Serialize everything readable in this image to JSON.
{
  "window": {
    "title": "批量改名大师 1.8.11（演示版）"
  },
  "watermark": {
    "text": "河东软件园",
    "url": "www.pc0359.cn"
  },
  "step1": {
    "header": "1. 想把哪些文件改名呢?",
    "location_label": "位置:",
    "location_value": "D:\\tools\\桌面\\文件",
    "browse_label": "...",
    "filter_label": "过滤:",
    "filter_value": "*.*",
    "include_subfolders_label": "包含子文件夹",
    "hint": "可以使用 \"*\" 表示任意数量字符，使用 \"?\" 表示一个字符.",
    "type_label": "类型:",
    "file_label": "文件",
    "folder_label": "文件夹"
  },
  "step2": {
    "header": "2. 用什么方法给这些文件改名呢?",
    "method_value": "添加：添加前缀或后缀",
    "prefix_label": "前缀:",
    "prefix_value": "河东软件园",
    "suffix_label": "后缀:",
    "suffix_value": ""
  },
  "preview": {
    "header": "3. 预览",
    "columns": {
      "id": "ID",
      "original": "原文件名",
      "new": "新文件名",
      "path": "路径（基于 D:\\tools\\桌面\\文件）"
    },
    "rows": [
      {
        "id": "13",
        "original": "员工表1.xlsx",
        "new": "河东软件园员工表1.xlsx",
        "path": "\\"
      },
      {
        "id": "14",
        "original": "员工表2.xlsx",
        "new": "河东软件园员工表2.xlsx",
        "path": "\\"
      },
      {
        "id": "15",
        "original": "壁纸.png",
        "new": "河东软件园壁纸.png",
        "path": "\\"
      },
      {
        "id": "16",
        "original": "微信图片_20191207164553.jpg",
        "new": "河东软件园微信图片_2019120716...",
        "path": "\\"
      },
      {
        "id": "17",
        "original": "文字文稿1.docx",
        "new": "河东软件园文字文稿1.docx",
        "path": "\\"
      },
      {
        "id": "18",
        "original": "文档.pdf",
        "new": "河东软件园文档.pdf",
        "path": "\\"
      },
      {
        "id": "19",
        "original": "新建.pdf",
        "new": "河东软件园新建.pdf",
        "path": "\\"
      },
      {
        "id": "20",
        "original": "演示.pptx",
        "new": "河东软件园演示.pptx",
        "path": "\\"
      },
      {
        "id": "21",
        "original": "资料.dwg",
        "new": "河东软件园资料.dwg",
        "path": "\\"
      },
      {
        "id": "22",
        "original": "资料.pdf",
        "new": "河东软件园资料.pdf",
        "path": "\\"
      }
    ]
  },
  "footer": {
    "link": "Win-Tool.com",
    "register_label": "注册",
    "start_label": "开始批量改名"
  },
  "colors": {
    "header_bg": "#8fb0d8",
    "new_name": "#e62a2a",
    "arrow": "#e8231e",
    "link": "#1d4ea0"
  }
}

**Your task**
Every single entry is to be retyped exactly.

**Answer to the exercise**
Serialize everything readable in this image to JSON.
{
  "window": {
    "title": "批量改名大师 1.8.11（演示版）"
  },
  "watermark": {
    "text": "河东软件园",
    "url": "www.pc0359.cn"
  },
  "step1": {
    "header": "1. 想把哪些文件改名呢?",
    "location_label": "位置:",
    "location_value": "D:\\tools\\桌面\\文件",
    "browse_label": "...",
    "filter_label": "过滤:",
    "filter_value": "*.*",
    "include_subfolders_label": "包含子文件夹",
    "hint": "可以使用 \"*\" 表示任意数量字符，使用 \"?\" 表示一个字符.",
    "type_label": "类型:",
    "file_label": "文件",
    "folder_label": "文件夹"
  },
  "step2": {
    "header": "2. 用什么方法给这些文件改名呢?",
    "method_value": "添加：添加前缀或后缀",
    "prefix_label": "前缀:",
    "prefix_value": "河东软件园",
    "suffix_label": "后缀:",
    "suffix_value": ""
  },
  "preview": {
    "header": "3. 预览",
    "columns": {
      "id": "ID",
      "original": "原文件名",
      "new": "新文件名",
      "path": "路径（基于 D:\\tools\\桌面\\文件）"
    },
    "rows": [
      {
        "id": "13",
        "original": "员工表1.xlsx",
        "new": "河东软件园员工表1.xlsx",
        "path": "\\"
      },
      {
        "id": "14",
        "original": "员工表2.xlsx",
        "new": "河东软件园员工表2.xlsx",
        "path": "\\"
      },
      {
        "id": "15",
        "original": "壁纸.png",
        "new": "河东软件园壁纸.png",
        "path": "\\"
      },
      {
        "id": "16",
        "original": "微信图片_20191207164553.jpg",
        "new": "河东软件园微信图片_2019120716...",
        "path": "\\"
      },
      {
        "id": "17",
        "original": "文字文稿1.docx",
        "new": "河东软件园文字文稿1.docx",
        "path": "\\"
      },
      {
        "id": "18",
        "original": "文档.pdf",
        "new": "河东软件园文档.pdf",
        "path": "\\"
      },
      {
        "id": "19",
        "original": "新建.pdf",
        "new": "河东软件园新建.pdf",
        "path": "\\"
      },
      {
        "id": "20",
        "original": "演示.pptx",
        "new": "河东软件园演示.pptx",
        "path": "\\"
      },
      {
        "id": "21",
        "original": "资料.dwg",
        "new": "河东软件园资料.dwg",
        "path": "\\"
      },
      {
        "id": "22",
        "original": "资料.pdf",
        "new": "河东软件园资料.pdf",
        "path": "\\"
      }
    ]
  },
  "footer": {
    "link": "Win-Tool.com",
    "register_label": "注册",
    "start_label": "开始批量改名"
  },
  "colors": {
    "header_bg": "#8fb0d8",
    "new_name": "#e62a2a",
    "arrow": "#e8231e",
    "link": "#1d4ea0"
  }
}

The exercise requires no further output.